I'm thinking about writing my own RTS game and while I'm more or less clear about how the game engine should work, I need some directions as to how to implement physics and collision detection.

Now, I am an experienced programmer but I have never ever done game dev before, so please excuse me my poor/incorrect terminology.

There will be a large 3D (i.e. planes, hills, valley, etc) world with lots of units, moving and/or fighting simultaneously and lots of projectiles flying around. So the most important thing is, physics and collision computation must be very fast.

Could you please point me in the right direction? Idea I'm elaborating on is some kind of 3D tiles, with every unit's position being x,y index of tile + elevation (e.g unit staning on the hill or on the fortress wall). the smallest unit will occupy for examle one tile horizonally and 5 vertically. With every tile having 3x3x1 aspect ratio (e.g. 15x15 horizontally and 5 pixels height).

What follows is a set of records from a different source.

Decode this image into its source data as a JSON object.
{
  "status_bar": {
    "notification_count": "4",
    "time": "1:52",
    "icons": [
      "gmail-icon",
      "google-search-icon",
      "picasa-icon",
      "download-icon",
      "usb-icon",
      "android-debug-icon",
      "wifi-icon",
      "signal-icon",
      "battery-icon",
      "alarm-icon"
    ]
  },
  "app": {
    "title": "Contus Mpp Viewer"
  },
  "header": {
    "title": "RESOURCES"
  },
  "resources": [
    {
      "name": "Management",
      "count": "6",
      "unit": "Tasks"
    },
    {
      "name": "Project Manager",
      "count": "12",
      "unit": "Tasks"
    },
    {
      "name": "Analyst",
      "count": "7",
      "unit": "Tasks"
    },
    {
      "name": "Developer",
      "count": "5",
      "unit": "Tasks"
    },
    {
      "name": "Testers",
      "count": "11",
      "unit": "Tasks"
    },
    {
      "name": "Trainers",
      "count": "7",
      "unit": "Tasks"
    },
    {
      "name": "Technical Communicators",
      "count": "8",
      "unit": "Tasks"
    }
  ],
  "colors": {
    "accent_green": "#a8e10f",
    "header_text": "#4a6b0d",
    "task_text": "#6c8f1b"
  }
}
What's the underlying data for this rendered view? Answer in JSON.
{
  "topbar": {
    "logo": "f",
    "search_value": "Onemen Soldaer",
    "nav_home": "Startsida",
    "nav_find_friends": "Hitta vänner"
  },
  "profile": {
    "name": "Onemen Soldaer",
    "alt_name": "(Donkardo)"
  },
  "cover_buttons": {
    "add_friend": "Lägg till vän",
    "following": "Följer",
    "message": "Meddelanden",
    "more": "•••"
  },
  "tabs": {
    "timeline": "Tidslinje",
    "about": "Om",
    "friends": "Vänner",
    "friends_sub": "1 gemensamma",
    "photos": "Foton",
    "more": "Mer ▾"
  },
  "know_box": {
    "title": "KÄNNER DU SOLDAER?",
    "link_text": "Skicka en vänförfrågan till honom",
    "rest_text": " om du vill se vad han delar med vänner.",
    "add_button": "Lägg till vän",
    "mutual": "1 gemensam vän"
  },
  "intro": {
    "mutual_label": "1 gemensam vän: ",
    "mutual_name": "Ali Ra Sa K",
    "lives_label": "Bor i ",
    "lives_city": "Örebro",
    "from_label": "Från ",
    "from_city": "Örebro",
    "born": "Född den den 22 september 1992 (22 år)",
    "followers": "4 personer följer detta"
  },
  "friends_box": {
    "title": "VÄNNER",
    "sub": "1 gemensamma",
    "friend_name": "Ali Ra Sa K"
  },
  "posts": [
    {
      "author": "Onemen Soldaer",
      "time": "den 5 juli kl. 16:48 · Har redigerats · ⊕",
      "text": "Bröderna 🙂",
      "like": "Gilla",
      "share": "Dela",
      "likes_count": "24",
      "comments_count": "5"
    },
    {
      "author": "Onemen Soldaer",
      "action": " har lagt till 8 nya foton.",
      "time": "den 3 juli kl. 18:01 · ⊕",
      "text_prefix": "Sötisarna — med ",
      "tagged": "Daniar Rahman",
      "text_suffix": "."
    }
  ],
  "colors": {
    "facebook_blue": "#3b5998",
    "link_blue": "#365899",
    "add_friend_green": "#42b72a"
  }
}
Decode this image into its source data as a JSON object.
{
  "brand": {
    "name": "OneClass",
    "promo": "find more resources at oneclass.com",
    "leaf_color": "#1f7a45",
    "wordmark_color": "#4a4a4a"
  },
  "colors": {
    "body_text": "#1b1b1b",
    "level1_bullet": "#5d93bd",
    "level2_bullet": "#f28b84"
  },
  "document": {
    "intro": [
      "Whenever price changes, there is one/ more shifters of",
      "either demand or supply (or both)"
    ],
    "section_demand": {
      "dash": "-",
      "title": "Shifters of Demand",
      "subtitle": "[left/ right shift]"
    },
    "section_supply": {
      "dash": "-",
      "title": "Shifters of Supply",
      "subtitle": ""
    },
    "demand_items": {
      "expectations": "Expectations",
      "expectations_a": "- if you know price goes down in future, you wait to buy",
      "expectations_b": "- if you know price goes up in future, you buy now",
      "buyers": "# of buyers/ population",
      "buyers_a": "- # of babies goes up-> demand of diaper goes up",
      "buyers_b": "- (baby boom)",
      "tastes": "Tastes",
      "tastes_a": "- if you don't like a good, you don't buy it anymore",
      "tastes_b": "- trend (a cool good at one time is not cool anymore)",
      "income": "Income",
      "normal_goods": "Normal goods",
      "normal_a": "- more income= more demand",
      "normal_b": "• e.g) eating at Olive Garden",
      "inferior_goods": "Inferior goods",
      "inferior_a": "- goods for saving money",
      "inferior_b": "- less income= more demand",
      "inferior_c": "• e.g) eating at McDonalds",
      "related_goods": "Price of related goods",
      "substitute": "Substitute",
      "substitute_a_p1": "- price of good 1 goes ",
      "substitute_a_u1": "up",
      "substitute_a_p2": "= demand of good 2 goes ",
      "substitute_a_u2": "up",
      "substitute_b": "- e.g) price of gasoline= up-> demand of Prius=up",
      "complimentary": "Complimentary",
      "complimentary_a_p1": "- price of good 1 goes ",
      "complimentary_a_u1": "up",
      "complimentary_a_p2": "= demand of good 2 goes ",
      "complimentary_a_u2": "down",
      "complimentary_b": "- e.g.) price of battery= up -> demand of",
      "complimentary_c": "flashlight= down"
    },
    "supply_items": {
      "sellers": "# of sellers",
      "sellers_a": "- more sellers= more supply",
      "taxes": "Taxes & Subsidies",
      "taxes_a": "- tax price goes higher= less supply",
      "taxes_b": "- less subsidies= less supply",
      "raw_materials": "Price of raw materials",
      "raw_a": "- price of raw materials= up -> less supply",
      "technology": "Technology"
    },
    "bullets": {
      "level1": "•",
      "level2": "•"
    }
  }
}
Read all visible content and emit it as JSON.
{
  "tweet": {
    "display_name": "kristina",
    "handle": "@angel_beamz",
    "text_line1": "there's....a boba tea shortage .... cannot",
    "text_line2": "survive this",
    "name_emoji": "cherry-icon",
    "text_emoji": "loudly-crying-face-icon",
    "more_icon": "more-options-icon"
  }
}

How realistic is this? How would you approach this? Are there any 3d physics/collision engines which are fast enough for such application?

• Is this game targeted at mobile consumers? Practically, the Bullet Physics Engine is good enough if you use it efficiently (no complicated physics meshes). Commented Jul 20, 2012 at 16:42
• No, it's for desktop computers (Windows, MacOS X, Linux). I read about Bullet, but it seems a bit of overkill? How efficient it will be with say 10000 units and yet more projectiles? Commented Jul 20, 2012 at 16:43
• @aleguna: In general, projectiles don't need collisions. A projectile, once fired, is going to hit its target. It's simply a matter of when it gets close enough. Commented Jul 20, 2012 at 17:13
• @NicolBolas That's up to him though, isn't it? If something else moves in front of the projectile, personally I would prefer the projectile to hit that instead of just passing through. aleguna: nvidia's physx SDK (binary, no source) is free for use on windows, linux, mac and ps3. It runs just fine on the CPU, some of the nvidia demos have ~40.000 debris particles colliding with a non-trivial ground and bouncing. So simple projectile collisions, if you use built-in optimized primitive collision shapes(say capsules for projectiles, boxes for units), should work fine on the CPU.
– user13213
Commented Jul 20, 2012 at 17:34